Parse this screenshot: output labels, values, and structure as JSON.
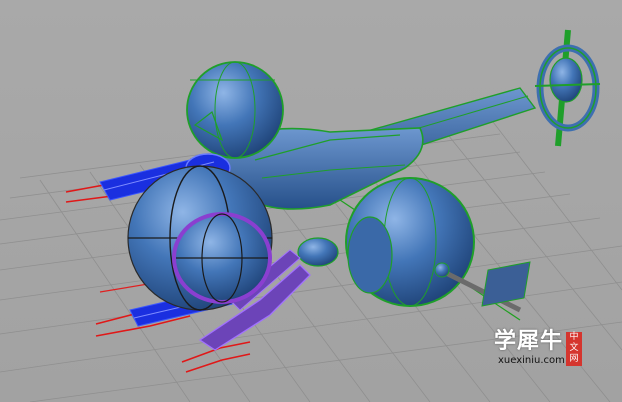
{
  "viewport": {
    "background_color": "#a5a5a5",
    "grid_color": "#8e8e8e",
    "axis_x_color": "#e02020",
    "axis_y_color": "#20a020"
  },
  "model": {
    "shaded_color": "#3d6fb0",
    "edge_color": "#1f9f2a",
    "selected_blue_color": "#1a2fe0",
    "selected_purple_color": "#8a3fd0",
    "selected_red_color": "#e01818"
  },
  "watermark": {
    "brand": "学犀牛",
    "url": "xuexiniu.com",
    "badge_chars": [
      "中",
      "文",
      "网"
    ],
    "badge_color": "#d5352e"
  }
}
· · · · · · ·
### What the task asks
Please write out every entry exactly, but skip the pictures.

### Solution
Parse this screenshot: output labels, values, and structure as JSON.
{
  "viewport": {
    "background_color": "#a5a5a5",
    "grid_color": "#8e8e8e",
    "axis_x_color": "#e02020",
    "axis_y_color": "#20a020"
  },
  "model": {
    "shaded_color": "#3d6fb0",
    "edge_color": "#1f9f2a",
    "selected_blue_color": "#1a2fe0",
    "selected_purple_color": "#8a3fd0",
    "selected_red_color": "#e01818"
  },
  "watermark": {
    "brand": "学犀牛",
    "url": "xuexiniu.com",
    "badge_chars": [
      "中",
      "文",
      "网"
    ],
    "badge_color": "#d5352e"
  }
}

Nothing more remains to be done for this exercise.